=== Section Start ===

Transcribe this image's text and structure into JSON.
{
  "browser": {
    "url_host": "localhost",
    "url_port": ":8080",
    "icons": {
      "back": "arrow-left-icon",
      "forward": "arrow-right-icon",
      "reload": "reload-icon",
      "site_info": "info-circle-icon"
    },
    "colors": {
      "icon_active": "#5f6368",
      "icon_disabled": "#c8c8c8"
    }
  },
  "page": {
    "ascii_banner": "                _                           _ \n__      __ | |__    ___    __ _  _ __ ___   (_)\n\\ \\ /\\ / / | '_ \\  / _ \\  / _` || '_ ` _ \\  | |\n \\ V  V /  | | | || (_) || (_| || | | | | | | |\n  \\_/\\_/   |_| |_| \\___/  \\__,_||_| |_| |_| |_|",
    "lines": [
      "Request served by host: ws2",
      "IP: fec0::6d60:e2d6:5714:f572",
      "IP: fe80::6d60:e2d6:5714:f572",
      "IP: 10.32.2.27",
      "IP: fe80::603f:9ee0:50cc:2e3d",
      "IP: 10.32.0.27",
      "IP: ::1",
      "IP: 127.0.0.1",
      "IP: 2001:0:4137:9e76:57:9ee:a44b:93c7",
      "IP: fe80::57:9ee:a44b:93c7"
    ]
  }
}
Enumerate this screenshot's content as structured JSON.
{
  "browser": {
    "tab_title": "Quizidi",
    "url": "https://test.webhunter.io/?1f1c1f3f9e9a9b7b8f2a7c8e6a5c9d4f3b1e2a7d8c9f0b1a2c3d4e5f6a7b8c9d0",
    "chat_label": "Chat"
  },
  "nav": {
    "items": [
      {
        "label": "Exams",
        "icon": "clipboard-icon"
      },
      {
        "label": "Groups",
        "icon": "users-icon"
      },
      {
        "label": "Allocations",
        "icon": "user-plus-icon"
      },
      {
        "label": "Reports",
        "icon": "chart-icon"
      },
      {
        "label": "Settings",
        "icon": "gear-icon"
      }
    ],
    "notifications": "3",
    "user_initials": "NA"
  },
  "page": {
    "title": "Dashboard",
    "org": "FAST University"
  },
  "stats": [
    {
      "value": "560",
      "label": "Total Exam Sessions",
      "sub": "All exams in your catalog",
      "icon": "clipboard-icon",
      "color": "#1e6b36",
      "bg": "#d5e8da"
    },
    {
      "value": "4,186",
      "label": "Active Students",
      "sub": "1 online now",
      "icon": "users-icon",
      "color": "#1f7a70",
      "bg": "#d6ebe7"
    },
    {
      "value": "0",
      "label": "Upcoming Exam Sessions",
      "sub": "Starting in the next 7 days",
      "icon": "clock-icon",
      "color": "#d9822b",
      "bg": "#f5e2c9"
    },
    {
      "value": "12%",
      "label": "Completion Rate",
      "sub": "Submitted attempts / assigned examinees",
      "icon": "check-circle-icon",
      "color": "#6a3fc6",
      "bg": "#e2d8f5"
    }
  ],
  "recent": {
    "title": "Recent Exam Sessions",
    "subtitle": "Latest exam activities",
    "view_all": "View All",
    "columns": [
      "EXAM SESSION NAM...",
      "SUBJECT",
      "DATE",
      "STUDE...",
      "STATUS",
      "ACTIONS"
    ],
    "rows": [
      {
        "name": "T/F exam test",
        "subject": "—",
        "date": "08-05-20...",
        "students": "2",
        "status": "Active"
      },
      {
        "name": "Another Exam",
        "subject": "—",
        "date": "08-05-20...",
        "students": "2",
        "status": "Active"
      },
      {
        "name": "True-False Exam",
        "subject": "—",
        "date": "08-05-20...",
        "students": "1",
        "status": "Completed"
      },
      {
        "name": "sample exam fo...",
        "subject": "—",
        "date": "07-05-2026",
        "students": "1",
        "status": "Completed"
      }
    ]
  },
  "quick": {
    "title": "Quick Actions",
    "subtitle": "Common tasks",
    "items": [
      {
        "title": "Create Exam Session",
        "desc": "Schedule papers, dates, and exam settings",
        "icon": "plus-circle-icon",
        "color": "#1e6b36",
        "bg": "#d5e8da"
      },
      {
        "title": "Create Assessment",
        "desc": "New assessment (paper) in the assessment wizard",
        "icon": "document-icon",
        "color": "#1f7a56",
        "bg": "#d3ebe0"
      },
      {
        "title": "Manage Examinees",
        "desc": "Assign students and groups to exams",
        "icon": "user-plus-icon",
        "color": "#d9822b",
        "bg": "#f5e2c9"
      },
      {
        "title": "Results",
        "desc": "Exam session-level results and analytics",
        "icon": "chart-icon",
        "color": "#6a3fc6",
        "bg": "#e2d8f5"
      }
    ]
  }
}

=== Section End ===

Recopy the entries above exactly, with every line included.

Transcribe this image's text and structure into JSON.
{
  "browser": {
    "url_host": "localhost",
    "url_port": ":8080",
    "icons": {
      "back": "arrow-left-icon",
      "forward": "arrow-right-icon",
      "reload": "reload-icon",
      "site_info": "info-circle-icon"
    },
    "colors": {
      "icon_active": "#5f6368",
      "icon_disabled": "#c8c8c8"
    }
  },
  "page": {
    "ascii_banner": "                _                           _ \n__      __ | |__    ___    __ _  _ __ ___   (_)\n\\ \\ /\\ / / | '_ \\  / _ \\  / _` || '_ ` _ \\  | |\n \\ V  V /  | | | || (_) || (_| || | | | | | | |\n  \\_/\\_/   |_| |_| \\___/  \\__,_||_| |_| |_| |_|",
    "lines": [
      "Request served by host: ws2",
      "IP: fec0::6d60:e2d6:5714:f572",
      "IP: fe80::6d60:e2d6:5714:f572",
      "IP: 10.32.2.27",
      "IP: fe80::603f:9ee0:50cc:2e3d",
      "IP: 10.32.0.27",
      "IP: ::1",
      "IP: 127.0.0.1",
      "IP: 2001:0:4137:9e76:57:9ee:a44b:93c7",
      "IP: fe80::57:9ee:a44b:93c7"
    ]
  }
}
Enumerate this screenshot's content as structured JSON.
{
  "browser": {
    "tab_title": "Quizidi",
    "url": "https://test.webhunter.io/?1f1c1f3f9e9a9b7b8f2a7c8e6a5c9d4f3b1e2a7d8c9f0b1a2c3d4e5f6a7b8c9d0",
    "chat_label": "Chat"
  },
  "nav": {
    "items": [
      {
        "label": "Exams",
        "icon": "clipboard-icon"
      },
      {
        "label": "Groups",
        "icon": "users-icon"
      },
      {
        "label": "Allocations",
        "icon": "user-plus-icon"
      },
      {
        "label": "Reports",
        "icon": "chart-icon"
      },
      {
        "label": "Settings",
        "icon": "gear-icon"
      }
    ],
    "notifications": "3",
    "user_initials": "NA"
  },
  "page": {
    "title": "Dashboard",
    "org": "FAST University"
  },
  "stats": [
    {
      "value": "560",
      "label": "Total Exam Sessions",
      "sub": "All exams in your catalog",
      "icon": "clipboard-icon",
      "color": "#1e6b36",
      "bg": "#d5e8da"
    },
    {
      "value": "4,186",
      "label": "Active Students",
      "sub": "1 online now",
      "icon": "users-icon",
      "color": "#1f7a70",
      "bg": "#d6ebe7"
    },
    {
      "value": "0",
      "label": "Upcoming Exam Sessions",
      "sub": "Starting in the next 7 days",
      "icon": "clock-icon",
      "color": "#d9822b",
      "bg": "#f5e2c9"
    },
    {
      "value": "12%",
      "label": "Completion Rate",
      "sub": "Submitted attempts / assigned examinees",
      "icon": "check-circle-icon",
      "color": "#6a3fc6",
      "bg": "#e2d8f5"
    }
  ],
  "recent": {
    "title": "Recent Exam Sessions",
    "subtitle": "Latest exam activities",
    "view_all": "View All",
    "columns": [
      "EXAM SESSION NAM...",
      "SUBJECT",
      "DATE",
      "STUDE...",
      "STATUS",
      "ACTIONS"
    ],
    "rows": [
      {
        "name": "T/F exam test",
        "subject": "—",
        "date": "08-05-20...",
        "students": "2",
        "status": "Active"
      },
      {
        "name": "Another Exam",
        "subject": "—",
        "date": "08-05-20...",
        "students": "2",
        "status": "Active"
      },
      {
        "name": "True-False Exam",
        "subject": "—",
        "date": "08-05-20...",
        "students": "1",
        "status": "Completed"
      },
      {
        "name": "sample exam fo...",
        "subject": "—",
        "date": "07-05-2026",
        "students": "1",
        "status": "Completed"
      }
    ]
  },
  "quick": {
    "title": "Quick Actions",
    "subtitle": "Common tasks",
    "items": [
      {
        "title": "Create Exam Session",
        "desc": "Schedule papers, dates, and exam settings",
        "icon": "plus-circle-icon",
        "color": "#1e6b36",
        "bg": "#d5e8da"
      },
      {
        "title": "Create Assessment",
        "desc": "New assessment (paper) in the assessment wizard",
        "icon": "document-icon",
        "color": "#1f7a56",
        "bg": "#d3ebe0"
      },
      {
        "title": "Manage Examinees",
        "desc": "Assign students and groups to exams",
        "icon": "user-plus-icon",
        "color": "#d9822b",
        "bg": "#f5e2c9"
      },
      {
        "title": "Results",
        "desc": "Exam session-level results and analytics",
        "icon": "chart-icon",
        "color": "#6a3fc6",
        "bg": "#e2d8f5"
      }
    ]
  }
}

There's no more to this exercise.